Audio recording techniques
Sound recording for video/film
Using uni-directional microphone and boom pole
Using a Microphone with the Canon XA10
Audio Recording information here > Audio_Mics&SoundRecording
You can use either a shotgun mic or a handheld mic attached to the XLR connections on the camcorder to record much better audio than you would get simply using the camcorder’s internal microphone.
The above images are of a shotgun microphone. One shows the basic microphone and one shows how it is properly attached to the boom pole using a shock mount to hold the mic and with a windscreen covering it. The windscreen, as you may imagine, reduces noise from wind hitting the microphone.
The shotgun mic is uni-directional. This means that it records sound mostly from the front of the mic, and records very little sound from the sides, and almost none from the back. It’s a great mic for recording dialogue.

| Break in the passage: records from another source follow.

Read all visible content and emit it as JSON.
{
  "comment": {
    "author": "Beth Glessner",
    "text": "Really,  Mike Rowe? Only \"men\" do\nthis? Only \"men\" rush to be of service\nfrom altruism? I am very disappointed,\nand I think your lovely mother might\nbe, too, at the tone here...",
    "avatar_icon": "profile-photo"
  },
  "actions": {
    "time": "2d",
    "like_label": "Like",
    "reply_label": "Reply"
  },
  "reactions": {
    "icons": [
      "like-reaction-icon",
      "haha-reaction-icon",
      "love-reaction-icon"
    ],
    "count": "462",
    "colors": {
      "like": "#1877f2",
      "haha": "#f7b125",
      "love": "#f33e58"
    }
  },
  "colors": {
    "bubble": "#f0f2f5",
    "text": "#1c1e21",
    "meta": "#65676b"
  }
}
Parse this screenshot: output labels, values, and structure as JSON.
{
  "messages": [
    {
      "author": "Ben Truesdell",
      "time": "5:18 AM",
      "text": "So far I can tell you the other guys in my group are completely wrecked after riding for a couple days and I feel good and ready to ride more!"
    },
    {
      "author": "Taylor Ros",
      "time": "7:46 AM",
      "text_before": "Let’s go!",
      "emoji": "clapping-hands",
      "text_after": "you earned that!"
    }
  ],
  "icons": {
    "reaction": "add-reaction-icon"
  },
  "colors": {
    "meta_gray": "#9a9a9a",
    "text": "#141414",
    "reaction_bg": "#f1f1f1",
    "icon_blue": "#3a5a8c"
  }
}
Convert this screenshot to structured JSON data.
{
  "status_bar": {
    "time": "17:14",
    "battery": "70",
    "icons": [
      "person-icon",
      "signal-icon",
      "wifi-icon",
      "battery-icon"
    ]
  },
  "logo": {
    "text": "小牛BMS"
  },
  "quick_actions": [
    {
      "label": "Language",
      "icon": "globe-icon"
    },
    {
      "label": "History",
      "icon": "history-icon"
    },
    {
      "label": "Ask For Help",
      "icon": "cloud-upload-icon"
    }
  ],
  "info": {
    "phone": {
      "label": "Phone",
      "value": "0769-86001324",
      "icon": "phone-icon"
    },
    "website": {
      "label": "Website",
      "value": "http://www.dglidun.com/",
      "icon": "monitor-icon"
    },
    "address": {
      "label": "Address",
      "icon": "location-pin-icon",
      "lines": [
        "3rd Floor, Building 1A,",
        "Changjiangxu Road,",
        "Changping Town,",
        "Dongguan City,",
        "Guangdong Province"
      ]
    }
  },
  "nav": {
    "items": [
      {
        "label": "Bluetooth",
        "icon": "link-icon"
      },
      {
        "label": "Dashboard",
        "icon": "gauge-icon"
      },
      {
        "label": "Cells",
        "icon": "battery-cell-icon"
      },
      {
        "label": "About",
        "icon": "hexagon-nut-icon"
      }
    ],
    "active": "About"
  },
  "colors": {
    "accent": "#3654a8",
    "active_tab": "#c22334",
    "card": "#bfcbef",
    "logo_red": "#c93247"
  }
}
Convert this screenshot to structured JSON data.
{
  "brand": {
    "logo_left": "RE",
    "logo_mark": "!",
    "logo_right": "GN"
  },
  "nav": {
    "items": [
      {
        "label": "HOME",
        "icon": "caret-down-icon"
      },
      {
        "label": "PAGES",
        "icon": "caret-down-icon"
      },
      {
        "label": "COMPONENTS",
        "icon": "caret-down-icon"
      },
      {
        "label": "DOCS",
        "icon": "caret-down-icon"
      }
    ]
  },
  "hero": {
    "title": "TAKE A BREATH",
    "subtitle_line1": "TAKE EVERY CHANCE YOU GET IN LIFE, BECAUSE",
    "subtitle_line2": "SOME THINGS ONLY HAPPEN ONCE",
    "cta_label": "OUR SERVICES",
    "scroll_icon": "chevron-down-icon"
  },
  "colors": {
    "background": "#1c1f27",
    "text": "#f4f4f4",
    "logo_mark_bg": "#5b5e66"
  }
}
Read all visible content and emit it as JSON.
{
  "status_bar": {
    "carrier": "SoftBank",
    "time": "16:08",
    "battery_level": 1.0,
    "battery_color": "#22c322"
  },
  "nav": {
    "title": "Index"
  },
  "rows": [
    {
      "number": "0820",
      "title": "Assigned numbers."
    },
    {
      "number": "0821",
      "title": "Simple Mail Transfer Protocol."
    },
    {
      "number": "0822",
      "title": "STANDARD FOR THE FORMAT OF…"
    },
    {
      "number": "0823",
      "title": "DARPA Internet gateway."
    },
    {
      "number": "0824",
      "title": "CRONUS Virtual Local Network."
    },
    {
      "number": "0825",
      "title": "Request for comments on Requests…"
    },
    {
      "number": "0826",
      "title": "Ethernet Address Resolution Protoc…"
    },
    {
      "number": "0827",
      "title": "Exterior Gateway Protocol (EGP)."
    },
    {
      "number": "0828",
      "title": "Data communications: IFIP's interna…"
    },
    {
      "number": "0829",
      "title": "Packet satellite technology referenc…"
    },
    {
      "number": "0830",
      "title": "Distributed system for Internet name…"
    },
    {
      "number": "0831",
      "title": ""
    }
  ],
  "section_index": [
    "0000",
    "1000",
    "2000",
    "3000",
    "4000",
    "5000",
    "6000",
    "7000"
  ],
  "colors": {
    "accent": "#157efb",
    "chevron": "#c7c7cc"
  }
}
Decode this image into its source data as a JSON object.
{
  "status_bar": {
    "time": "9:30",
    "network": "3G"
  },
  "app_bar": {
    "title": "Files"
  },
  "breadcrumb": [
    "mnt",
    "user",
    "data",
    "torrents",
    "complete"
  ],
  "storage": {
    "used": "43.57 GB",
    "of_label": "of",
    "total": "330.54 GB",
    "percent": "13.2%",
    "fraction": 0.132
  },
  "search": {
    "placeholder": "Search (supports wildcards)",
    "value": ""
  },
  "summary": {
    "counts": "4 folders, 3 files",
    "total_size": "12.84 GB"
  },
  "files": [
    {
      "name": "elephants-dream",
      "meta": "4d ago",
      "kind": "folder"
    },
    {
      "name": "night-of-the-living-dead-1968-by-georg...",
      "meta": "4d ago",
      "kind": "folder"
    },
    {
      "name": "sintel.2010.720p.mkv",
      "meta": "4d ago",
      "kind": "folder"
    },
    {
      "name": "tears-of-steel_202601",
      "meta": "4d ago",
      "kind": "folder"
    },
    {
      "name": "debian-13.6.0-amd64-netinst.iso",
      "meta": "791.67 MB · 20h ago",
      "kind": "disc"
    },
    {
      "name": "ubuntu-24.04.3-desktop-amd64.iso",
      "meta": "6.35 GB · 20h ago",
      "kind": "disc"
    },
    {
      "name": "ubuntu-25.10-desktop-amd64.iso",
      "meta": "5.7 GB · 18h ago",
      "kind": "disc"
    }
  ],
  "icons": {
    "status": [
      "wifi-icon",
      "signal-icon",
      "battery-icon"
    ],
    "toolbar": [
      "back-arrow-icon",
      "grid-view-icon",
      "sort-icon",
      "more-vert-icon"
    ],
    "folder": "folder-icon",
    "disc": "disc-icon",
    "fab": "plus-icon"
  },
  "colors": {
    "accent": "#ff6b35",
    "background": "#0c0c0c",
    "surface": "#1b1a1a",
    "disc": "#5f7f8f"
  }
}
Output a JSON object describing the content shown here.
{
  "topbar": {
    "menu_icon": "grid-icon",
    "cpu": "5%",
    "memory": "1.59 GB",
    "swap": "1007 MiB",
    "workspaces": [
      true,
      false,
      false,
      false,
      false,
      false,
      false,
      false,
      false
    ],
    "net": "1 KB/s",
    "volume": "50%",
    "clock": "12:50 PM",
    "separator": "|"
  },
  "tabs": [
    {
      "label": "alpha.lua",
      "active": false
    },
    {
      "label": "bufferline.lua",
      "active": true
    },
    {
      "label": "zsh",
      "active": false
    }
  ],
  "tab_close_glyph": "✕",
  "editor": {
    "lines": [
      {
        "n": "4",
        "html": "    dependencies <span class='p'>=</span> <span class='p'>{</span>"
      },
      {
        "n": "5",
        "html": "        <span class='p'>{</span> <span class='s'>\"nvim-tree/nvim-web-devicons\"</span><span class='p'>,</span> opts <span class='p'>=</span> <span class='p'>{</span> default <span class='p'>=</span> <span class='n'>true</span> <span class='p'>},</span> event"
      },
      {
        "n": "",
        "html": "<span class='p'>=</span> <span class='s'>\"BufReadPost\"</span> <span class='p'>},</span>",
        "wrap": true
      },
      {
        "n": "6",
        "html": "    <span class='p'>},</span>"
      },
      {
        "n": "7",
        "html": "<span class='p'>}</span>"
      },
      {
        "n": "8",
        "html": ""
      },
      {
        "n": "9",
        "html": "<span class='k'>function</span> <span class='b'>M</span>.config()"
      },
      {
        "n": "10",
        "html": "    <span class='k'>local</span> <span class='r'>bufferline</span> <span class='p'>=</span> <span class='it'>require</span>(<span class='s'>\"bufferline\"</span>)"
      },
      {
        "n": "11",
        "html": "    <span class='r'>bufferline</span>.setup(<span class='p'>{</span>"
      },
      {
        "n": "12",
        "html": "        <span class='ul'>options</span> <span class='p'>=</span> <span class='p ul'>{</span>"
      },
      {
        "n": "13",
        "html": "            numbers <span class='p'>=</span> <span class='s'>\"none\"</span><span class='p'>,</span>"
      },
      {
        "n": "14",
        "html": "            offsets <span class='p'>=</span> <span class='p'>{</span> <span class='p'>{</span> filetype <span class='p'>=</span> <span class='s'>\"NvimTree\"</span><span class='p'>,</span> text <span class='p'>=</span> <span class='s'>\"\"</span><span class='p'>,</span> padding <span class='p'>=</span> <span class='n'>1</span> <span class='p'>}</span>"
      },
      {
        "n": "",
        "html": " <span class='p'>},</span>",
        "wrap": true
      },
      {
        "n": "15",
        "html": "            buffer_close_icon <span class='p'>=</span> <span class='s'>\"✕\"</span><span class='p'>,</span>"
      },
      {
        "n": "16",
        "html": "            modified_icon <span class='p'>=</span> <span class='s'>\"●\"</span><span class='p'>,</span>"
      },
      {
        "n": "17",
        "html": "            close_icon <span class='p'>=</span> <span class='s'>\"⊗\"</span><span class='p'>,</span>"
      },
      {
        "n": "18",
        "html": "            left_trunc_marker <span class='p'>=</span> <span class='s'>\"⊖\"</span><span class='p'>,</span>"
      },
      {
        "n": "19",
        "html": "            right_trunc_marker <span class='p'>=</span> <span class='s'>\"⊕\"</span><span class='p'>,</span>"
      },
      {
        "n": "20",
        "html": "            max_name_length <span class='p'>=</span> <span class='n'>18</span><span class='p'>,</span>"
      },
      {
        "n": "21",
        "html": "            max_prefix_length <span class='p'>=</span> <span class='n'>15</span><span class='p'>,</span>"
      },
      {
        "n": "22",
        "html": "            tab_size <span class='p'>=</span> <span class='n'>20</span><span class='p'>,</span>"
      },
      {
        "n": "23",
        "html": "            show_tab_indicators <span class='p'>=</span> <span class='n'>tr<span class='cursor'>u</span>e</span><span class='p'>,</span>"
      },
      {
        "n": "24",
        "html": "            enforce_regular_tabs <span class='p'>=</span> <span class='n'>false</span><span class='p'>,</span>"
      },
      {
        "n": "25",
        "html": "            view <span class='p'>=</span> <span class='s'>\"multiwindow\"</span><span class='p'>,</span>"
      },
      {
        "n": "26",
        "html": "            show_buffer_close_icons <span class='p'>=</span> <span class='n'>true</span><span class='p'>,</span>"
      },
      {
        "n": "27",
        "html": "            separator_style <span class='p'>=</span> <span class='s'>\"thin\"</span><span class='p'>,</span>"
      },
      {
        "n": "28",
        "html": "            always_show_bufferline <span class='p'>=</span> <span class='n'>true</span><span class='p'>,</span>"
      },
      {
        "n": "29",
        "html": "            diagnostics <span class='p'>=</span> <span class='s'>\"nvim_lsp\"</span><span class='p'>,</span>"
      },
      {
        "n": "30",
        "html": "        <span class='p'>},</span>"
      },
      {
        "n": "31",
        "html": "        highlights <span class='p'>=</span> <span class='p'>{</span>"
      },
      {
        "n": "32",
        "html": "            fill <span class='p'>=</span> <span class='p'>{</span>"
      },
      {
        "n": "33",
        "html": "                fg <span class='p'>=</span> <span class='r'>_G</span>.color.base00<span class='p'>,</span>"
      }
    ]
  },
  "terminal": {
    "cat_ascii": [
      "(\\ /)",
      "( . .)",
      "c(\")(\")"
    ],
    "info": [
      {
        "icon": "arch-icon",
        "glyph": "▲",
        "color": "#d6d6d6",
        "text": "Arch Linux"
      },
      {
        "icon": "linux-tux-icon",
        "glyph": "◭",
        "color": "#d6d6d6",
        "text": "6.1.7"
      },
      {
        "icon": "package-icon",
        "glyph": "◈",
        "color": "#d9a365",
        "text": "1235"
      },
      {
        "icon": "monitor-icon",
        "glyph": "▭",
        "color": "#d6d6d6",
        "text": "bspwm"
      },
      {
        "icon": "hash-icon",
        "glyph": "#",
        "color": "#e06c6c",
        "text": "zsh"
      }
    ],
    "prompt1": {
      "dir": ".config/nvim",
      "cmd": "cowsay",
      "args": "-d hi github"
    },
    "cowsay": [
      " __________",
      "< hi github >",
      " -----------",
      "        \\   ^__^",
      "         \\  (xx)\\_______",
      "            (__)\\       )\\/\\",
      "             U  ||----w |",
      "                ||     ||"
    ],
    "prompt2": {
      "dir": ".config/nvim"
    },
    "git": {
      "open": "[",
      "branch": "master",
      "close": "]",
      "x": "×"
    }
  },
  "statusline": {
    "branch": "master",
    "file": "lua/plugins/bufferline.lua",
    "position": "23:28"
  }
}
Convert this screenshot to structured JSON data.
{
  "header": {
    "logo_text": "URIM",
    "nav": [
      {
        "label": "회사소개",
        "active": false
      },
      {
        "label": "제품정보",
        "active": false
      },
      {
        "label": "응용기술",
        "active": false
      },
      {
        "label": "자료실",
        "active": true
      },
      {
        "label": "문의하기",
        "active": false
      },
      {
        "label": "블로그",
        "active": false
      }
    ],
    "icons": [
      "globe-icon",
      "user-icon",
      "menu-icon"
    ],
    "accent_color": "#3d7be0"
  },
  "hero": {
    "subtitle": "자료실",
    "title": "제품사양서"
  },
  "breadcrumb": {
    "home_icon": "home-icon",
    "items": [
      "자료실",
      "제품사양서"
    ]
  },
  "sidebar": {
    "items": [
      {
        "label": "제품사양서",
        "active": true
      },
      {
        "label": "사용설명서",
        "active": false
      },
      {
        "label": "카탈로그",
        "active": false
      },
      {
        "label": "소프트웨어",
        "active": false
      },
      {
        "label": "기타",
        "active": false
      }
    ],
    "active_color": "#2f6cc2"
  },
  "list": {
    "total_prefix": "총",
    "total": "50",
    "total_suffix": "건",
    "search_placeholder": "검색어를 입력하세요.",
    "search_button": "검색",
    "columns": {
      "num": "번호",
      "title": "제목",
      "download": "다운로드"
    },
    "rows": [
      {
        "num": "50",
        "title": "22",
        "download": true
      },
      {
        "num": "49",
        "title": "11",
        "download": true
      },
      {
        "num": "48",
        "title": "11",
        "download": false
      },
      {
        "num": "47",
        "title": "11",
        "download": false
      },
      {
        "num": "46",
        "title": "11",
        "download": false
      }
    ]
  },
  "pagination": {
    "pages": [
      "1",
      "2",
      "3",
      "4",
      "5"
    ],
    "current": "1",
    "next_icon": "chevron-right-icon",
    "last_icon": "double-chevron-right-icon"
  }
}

The shotgun mics we use at CSI require battery power. The batteries are included in the mic kit when you check it out. Mics that require some sort of external power source, such as batteries, are called condenser microphones.
This microphone has a cardiod pick-up pattern. This means that it picks up sound in a somewhat heart shaped pattern, picking up more sound from the front and sides, and less sound from the back.
This is a great mic for recording voices, especially singing.
This mic requires no power source. Mics that do not need batteries or another kind of external power are called dynamic microphones.
The middle image shows a cardiod pick-up pattern (the hand-held mic has this kind of pick-up pattern), and the last image shows a uni-directional pick-up pattern (the shotgun mic has this kind of pick-up pattern).
Boom poles in action!